(Component data from apps and pages)

"""

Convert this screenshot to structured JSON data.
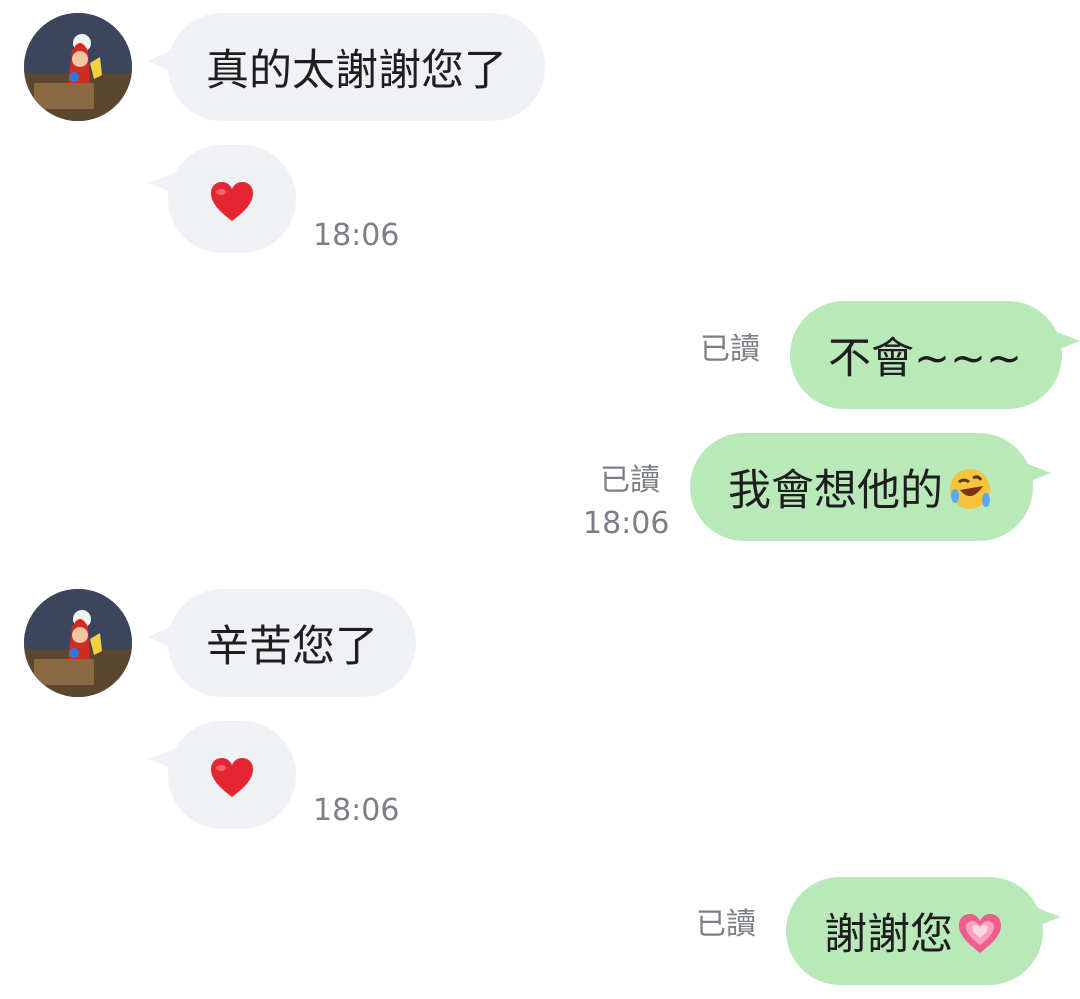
{
  "messages": [
    {
      "side": "incoming",
      "text": "真的太謝謝您了"
    },
    {
      "side": "incoming",
      "reaction": "heart",
      "time": "18:06"
    },
    {
      "side": "outgoing",
      "text": "不會~~~",
      "read_label": "已讀"
    },
    {
      "side": "outgoing",
      "text": "我會想他的",
      "emoji": "rolling-on-floor-laughing",
      "read_label": "已讀",
      "time": "18:06"
    },
    {
      "side": "incoming",
      "text": "辛苦您了"
    },
    {
      "side": "incoming",
      "reaction": "heart",
      "time": "18:06"
    },
    {
      "side": "outgoing",
      "text": "謝謝您",
      "emoji": "growing-heart",
      "read_label": "已讀"
    }
  ],
  "colors": {
    "incoming_bubble": "#f0f1f4",
    "outgoing_bubble": "#b9e9b9",
    "meta_text": "#7c7f86",
    "message_text": "#1e1e1e",
    "heart": "#e3262f"
  }
}
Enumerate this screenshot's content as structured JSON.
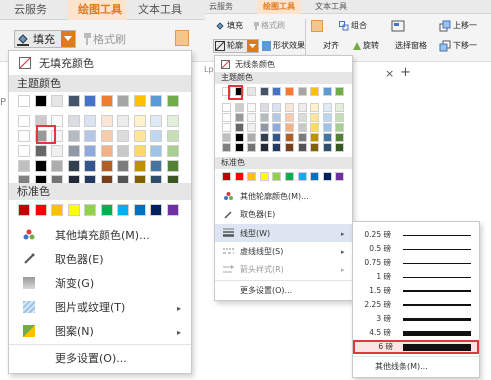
{
  "left": {
    "ribbon_tabs": [
      "云服务",
      "绘图工具",
      "文本工具"
    ],
    "fill_button_label": "填充",
    "format_painter_label": "格式刷",
    "no_fill_label": "无填充颜色",
    "theme_colors_label": "主题颜色",
    "standard_colors_label": "标准色",
    "menu_items": [
      {
        "label": "其他填充颜色(M)...",
        "icon": "palette-icon",
        "has_submenu": false
      },
      {
        "label": "取色器(E)",
        "icon": "eyedropper-icon",
        "has_submenu": false
      },
      {
        "label": "渐变(G)",
        "icon": "gradient-icon",
        "has_submenu": false
      },
      {
        "label": "图片或纹理(T)",
        "icon": "texture-icon",
        "has_submenu": true
      },
      {
        "label": "图案(N)",
        "icon": "pattern-icon",
        "has_submenu": true
      }
    ],
    "more_settings_label": "更多设置(O)...",
    "side_label": "P"
  },
  "right": {
    "ribbon_tabs": [
      "云服务",
      "绘图工具",
      "文本工具"
    ],
    "row1": [
      "填充",
      "格式刷",
      "组合",
      "上移一"
    ],
    "row2": [
      "轮廓",
      "形状效果",
      "对齐",
      "旋转",
      "选择窗格",
      "下移一"
    ],
    "no_line_label": "无线条颜色",
    "theme_colors_label": "主题颜色",
    "standard_colors_label": "标准色",
    "menu_items": [
      {
        "label": "其他轮廓颜色(M)...",
        "icon": "palette-icon",
        "has_submenu": false
      },
      {
        "label": "取色器(E)",
        "icon": "eyedropper-icon",
        "has_submenu": false
      },
      {
        "label": "线型(W)",
        "icon": "line-weight-icon",
        "has_submenu": true
      },
      {
        "label": "虚线线型(S)",
        "icon": "dash-icon",
        "has_submenu": true
      },
      {
        "label": "箭头样式(R)",
        "icon": "arrow-style-icon",
        "has_submenu": true
      }
    ],
    "more_settings_label": "更多设置(O)...",
    "close_symbol": "×",
    "add_symbol": "+",
    "side_label": "Lp"
  },
  "line_weights": {
    "items": [
      {
        "label": "0.25 磅",
        "weight": 0.25
      },
      {
        "label": "0.5 磅",
        "weight": 0.5
      },
      {
        "label": "0.75 磅",
        "weight": 0.75
      },
      {
        "label": "1 磅",
        "weight": 1
      },
      {
        "label": "1.5 磅",
        "weight": 1.5
      },
      {
        "label": "2.25 磅",
        "weight": 2.25
      },
      {
        "label": "3 磅",
        "weight": 3
      },
      {
        "label": "4.5 磅",
        "weight": 4.5
      },
      {
        "label": "6 磅",
        "weight": 6
      }
    ],
    "selected": "6 磅",
    "other_label": "其他线条(M)..."
  },
  "colors": {
    "accent_orange": "#e07b1c",
    "highlight_red": "#e0383e",
    "hover_bg": "#dce5f1",
    "theme_top_row": [
      "#ffffff",
      "#000000",
      "#e7e6e6",
      "#44546a",
      "#4472c4",
      "#ed7d31",
      "#a5a5a5",
      "#ffc000",
      "#5b9bd5",
      "#70ad47"
    ],
    "standard_row": [
      "#c00000",
      "#ff0000",
      "#ffc000",
      "#ffff00",
      "#92d050",
      "#00b050",
      "#00b0f0",
      "#0070c0",
      "#002060",
      "#7030a0"
    ]
  }
}
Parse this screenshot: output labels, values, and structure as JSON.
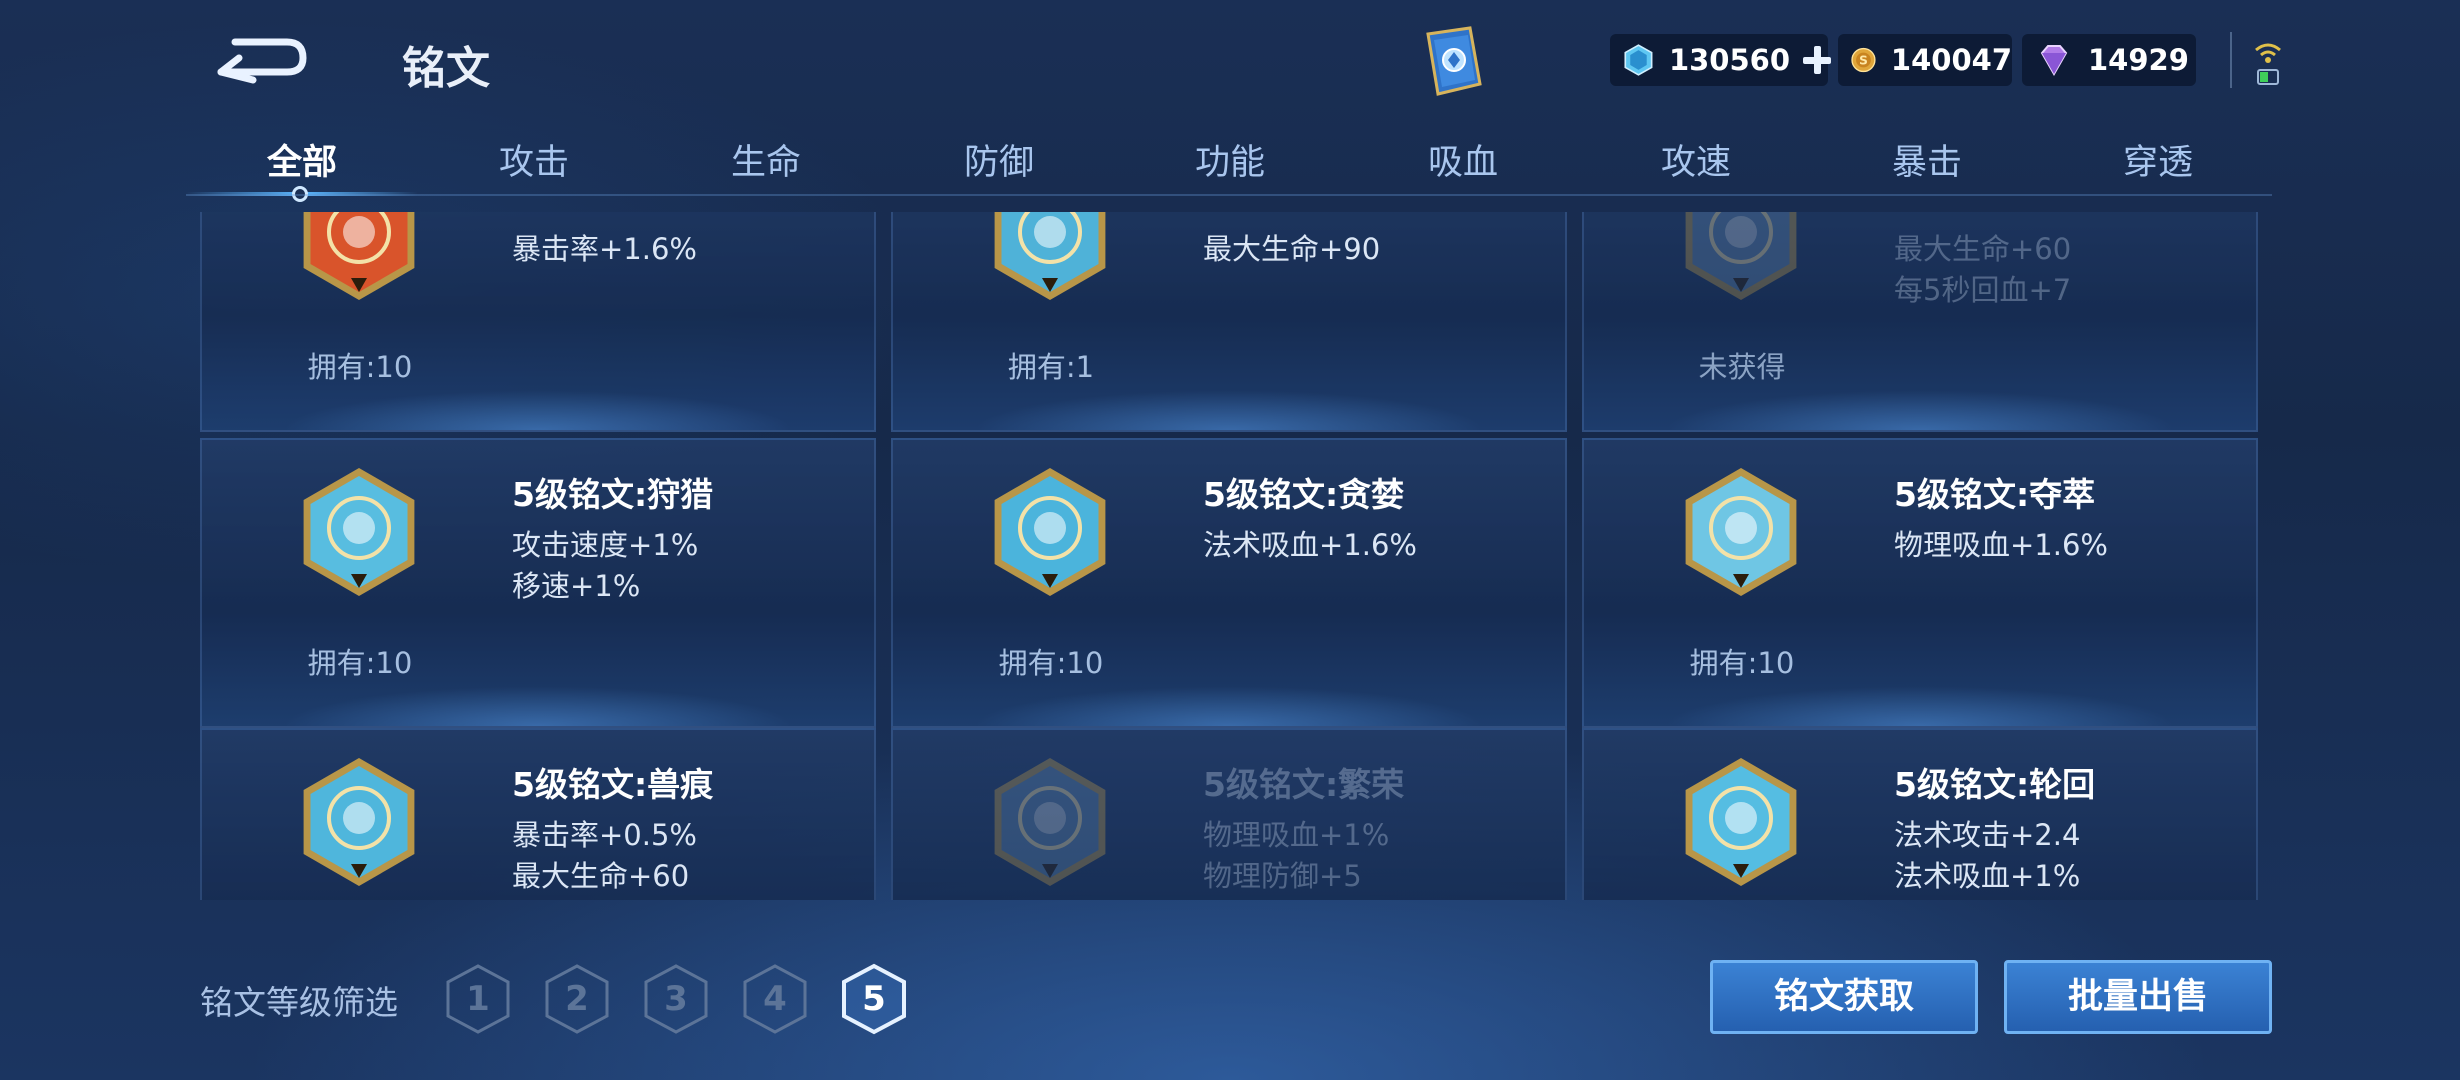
{
  "header": {
    "title": "铭文",
    "currencies": [
      {
        "icon": "gem-icon",
        "value": "130560"
      },
      {
        "icon": "gold-coin-icon",
        "value": "140047"
      },
      {
        "icon": "diamond-icon",
        "value": "14929"
      }
    ]
  },
  "tabs": [
    {
      "label": "全部",
      "active": true
    },
    {
      "label": "攻击"
    },
    {
      "label": "生命"
    },
    {
      "label": "防御"
    },
    {
      "label": "功能"
    },
    {
      "label": "吸血"
    },
    {
      "label": "攻速"
    },
    {
      "label": "暴击"
    },
    {
      "label": "穿透"
    }
  ],
  "cards": [
    {
      "name": "",
      "stat1": "暴击率+1.6%",
      "stat2": "",
      "owned": "拥有:10",
      "color": "#d9542b",
      "locked": false
    },
    {
      "name": "",
      "stat1": "最大生命+90",
      "stat2": "",
      "owned": "拥有:1",
      "color": "#4fb2d8",
      "locked": false
    },
    {
      "name": "",
      "stat1": "最大生命+60",
      "stat2": "每5秒回血+7",
      "owned": "未获得",
      "color": "#5f86b0",
      "locked": true
    },
    {
      "name": "5级铭文:狩猎",
      "stat1": "攻击速度+1%",
      "stat2": "移速+1%",
      "owned": "拥有:10",
      "color": "#58bde0",
      "locked": false
    },
    {
      "name": "5级铭文:贪婪",
      "stat1": "法术吸血+1.6%",
      "stat2": "",
      "owned": "拥有:10",
      "color": "#4bb4dc",
      "locked": false
    },
    {
      "name": "5级铭文:夺萃",
      "stat1": "物理吸血+1.6%",
      "stat2": "",
      "owned": "拥有:10",
      "color": "#6fc6e4",
      "locked": false
    },
    {
      "name": "5级铭文:兽痕",
      "stat1": "暴击率+0.5%",
      "stat2": "最大生命+60",
      "owned": "",
      "color": "#4fb6dc",
      "locked": false
    },
    {
      "name": "5级铭文:繁荣",
      "stat1": "物理吸血+1%",
      "stat2": "物理防御+5",
      "owned": "",
      "color": "#5b84ae",
      "locked": true
    },
    {
      "name": "5级铭文:轮回",
      "stat1": "法术攻击+2.4",
      "stat2": "法术吸血+1%",
      "owned": "",
      "color": "#55bde2",
      "locked": false
    }
  ],
  "footer": {
    "filter_label": "铭文等级筛选",
    "levels": [
      "1",
      "2",
      "3",
      "4",
      "5"
    ],
    "active_level": "5",
    "get_button": "铭文获取",
    "sell_button": "批量出售"
  }
}
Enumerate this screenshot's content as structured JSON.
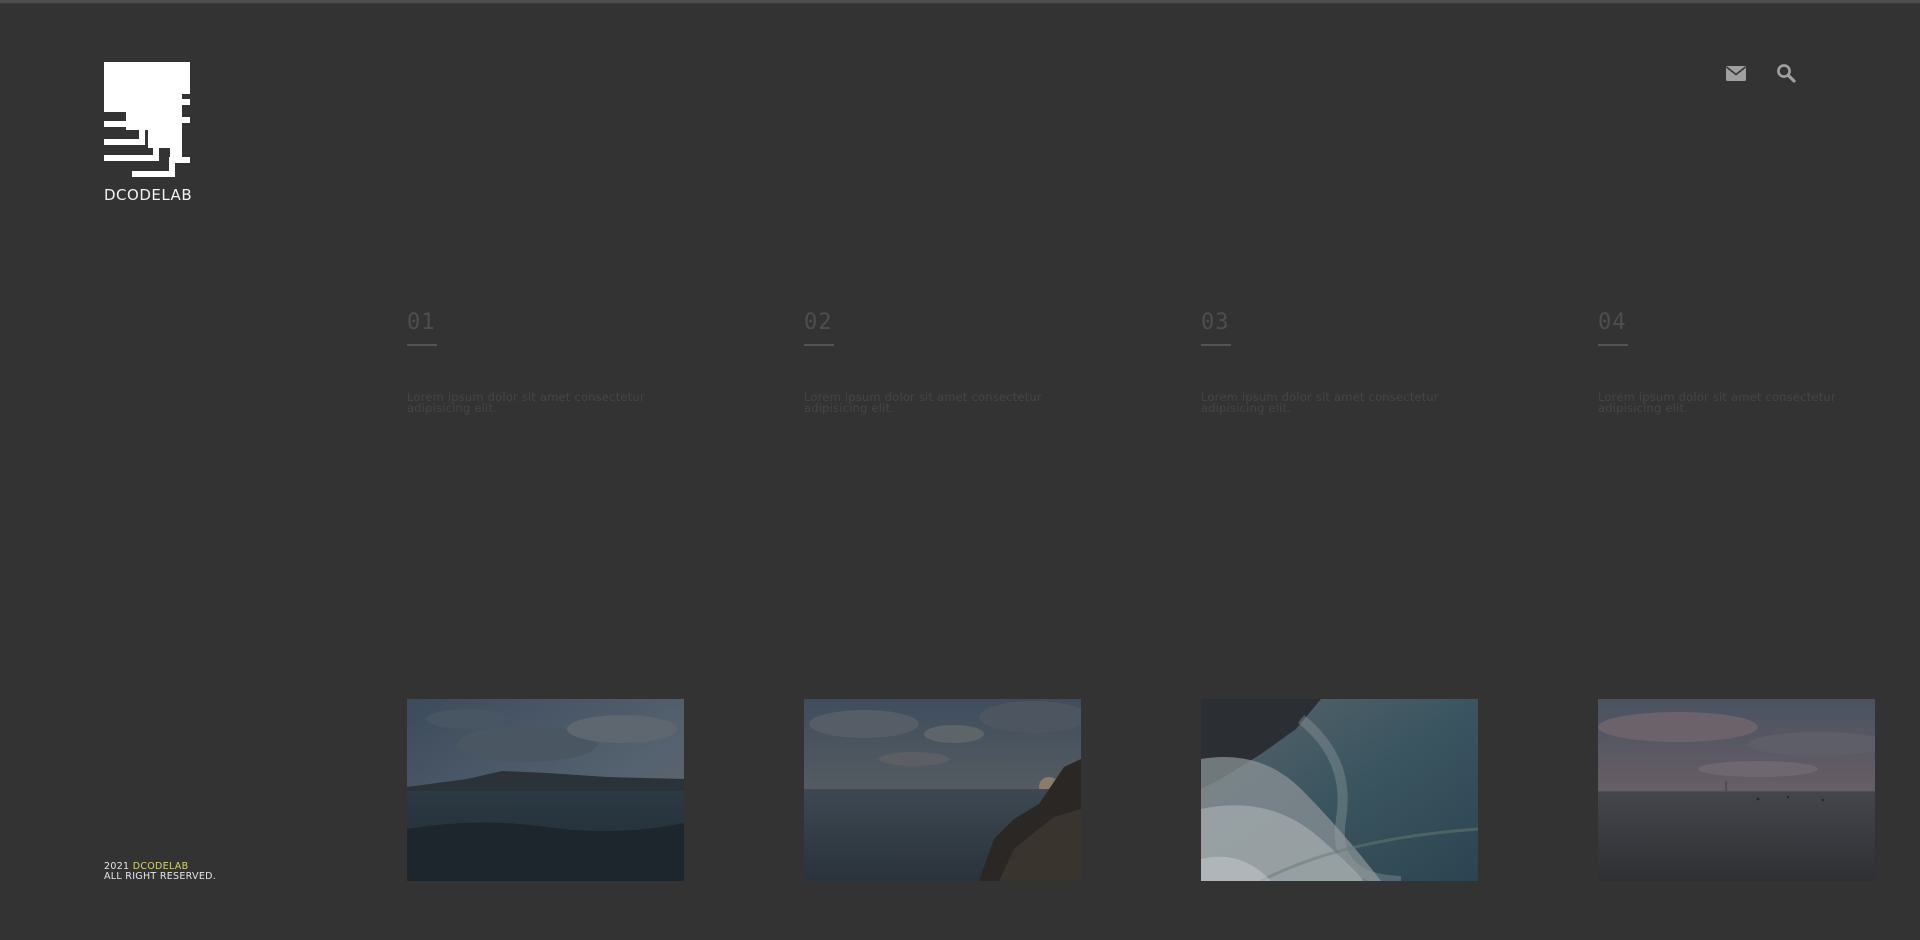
{
  "brand": {
    "logo_text": "DCODELAB"
  },
  "header": {
    "icons": [
      "envelope-icon",
      "search-icon"
    ]
  },
  "columns": [
    {
      "num": "01",
      "text": "Lorem ipsum dolor sit amet consectetur adipisicing elit."
    },
    {
      "num": "02",
      "text": "Lorem ipsum dolor sit amet consectetur adipisicing elit."
    },
    {
      "num": "03",
      "text": "Lorem ipsum dolor sit amet consectetur adipisicing elit."
    },
    {
      "num": "04",
      "text": "Lorem ipsum dolor sit amet consectetur adipisicing elit."
    }
  ],
  "footer": {
    "year": "2021",
    "brand": "DCODELAB",
    "rights": "ALL RIGHT RESERVED."
  },
  "colors": {
    "background": "#333333",
    "logo": "#ffffff",
    "footer_brand": "#d8d27a"
  }
}
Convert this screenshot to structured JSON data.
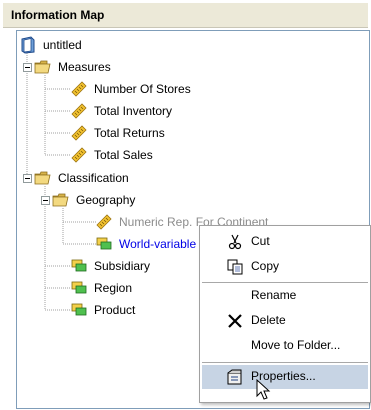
{
  "window": {
    "title": "Information Map"
  },
  "tree": {
    "root": {
      "label": "untitled",
      "icon": "map-icon"
    },
    "measures_folder": {
      "label": "Measures",
      "icon": "folder-open-icon"
    },
    "measures": [
      {
        "label": "Number Of Stores",
        "icon": "measure-ruler-icon"
      },
      {
        "label": "Total Inventory",
        "icon": "measure-ruler-icon"
      },
      {
        "label": "Total Returns",
        "icon": "measure-ruler-icon"
      },
      {
        "label": "Total Sales",
        "icon": "measure-ruler-icon"
      }
    ],
    "classification_folder": {
      "label": "Classification",
      "icon": "folder-open-icon"
    },
    "geography_folder": {
      "label": "Geography",
      "icon": "folder-open-icon"
    },
    "geography_items": [
      {
        "label": "Numeric Rep. For Continent",
        "icon": "measure-ruler-icon",
        "state": "disabled"
      },
      {
        "label": "World-variable",
        "icon": "category-icon",
        "state": "selected"
      }
    ],
    "classification_items": [
      {
        "label": "Subsidiary",
        "icon": "category-icon"
      },
      {
        "label": "Region",
        "icon": "category-icon"
      },
      {
        "label": "Product",
        "icon": "category-icon"
      }
    ]
  },
  "context_menu": {
    "items": {
      "cut": {
        "label": "Cut",
        "icon": "scissors-icon"
      },
      "copy": {
        "label": "Copy",
        "icon": "copy-icon"
      },
      "rename": {
        "label": "Rename"
      },
      "delete": {
        "label": "Delete",
        "icon": "delete-x-icon"
      },
      "move": {
        "label": "Move to Folder..."
      },
      "properties": {
        "label": "Properties...",
        "icon": "properties-icon",
        "highlighted": true
      }
    }
  },
  "colors": {
    "selected_text": "#0000e6",
    "disabled_text": "#8c8c8c",
    "menu_highlight": "#c7d4e4",
    "folder": "#e9c96a",
    "ruler": "#e8b830",
    "category": "#3fae3f"
  }
}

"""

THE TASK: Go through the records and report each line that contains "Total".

SOLUTION BELOW:
        "label": "Total Inventory",
        "label": "Total Returns",
        "label": "Total Sales",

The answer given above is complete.